## Task to carry out
Check each line below for the word "dates" and give the number of lines that have it, nothing more.

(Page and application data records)

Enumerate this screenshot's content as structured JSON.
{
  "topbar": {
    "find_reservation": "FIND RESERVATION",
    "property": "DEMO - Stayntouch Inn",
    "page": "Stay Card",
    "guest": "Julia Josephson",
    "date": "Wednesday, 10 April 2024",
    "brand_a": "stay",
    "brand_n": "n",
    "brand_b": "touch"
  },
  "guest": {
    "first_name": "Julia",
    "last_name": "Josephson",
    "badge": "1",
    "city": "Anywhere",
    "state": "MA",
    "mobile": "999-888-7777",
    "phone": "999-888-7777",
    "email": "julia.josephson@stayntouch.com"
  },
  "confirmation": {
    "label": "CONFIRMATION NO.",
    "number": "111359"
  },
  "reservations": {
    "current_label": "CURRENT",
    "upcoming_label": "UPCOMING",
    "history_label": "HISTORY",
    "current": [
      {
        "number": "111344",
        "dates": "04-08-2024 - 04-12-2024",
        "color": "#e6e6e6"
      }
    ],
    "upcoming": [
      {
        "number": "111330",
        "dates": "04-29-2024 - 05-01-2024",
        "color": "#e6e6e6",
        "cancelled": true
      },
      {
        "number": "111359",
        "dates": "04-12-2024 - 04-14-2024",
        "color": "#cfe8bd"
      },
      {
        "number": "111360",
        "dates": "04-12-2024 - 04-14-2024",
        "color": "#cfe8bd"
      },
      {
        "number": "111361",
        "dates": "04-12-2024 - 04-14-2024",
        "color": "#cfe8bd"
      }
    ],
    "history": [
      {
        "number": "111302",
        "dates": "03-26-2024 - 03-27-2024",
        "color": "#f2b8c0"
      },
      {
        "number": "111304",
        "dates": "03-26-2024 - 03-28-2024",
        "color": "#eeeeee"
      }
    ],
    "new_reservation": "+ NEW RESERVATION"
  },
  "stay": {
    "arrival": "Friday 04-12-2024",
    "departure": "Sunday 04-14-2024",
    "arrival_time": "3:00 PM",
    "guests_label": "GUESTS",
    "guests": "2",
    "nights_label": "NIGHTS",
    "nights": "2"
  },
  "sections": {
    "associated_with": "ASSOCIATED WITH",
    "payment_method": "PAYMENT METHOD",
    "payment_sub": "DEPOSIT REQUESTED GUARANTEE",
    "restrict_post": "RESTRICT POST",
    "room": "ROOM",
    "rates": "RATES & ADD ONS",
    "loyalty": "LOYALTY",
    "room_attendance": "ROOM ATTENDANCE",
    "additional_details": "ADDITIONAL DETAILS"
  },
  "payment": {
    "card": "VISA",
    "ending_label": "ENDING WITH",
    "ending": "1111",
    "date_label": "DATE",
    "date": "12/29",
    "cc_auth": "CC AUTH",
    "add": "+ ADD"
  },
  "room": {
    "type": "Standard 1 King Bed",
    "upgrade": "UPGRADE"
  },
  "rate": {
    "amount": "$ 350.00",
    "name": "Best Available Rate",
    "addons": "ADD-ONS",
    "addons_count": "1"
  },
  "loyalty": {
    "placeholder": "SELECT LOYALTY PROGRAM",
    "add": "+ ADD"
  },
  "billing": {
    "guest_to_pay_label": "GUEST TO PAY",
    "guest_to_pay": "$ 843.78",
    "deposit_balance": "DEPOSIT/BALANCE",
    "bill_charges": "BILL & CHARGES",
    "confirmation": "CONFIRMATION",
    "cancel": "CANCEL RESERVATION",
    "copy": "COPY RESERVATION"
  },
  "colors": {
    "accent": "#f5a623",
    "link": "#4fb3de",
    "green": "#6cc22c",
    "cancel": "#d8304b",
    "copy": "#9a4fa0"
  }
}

## Answer section
7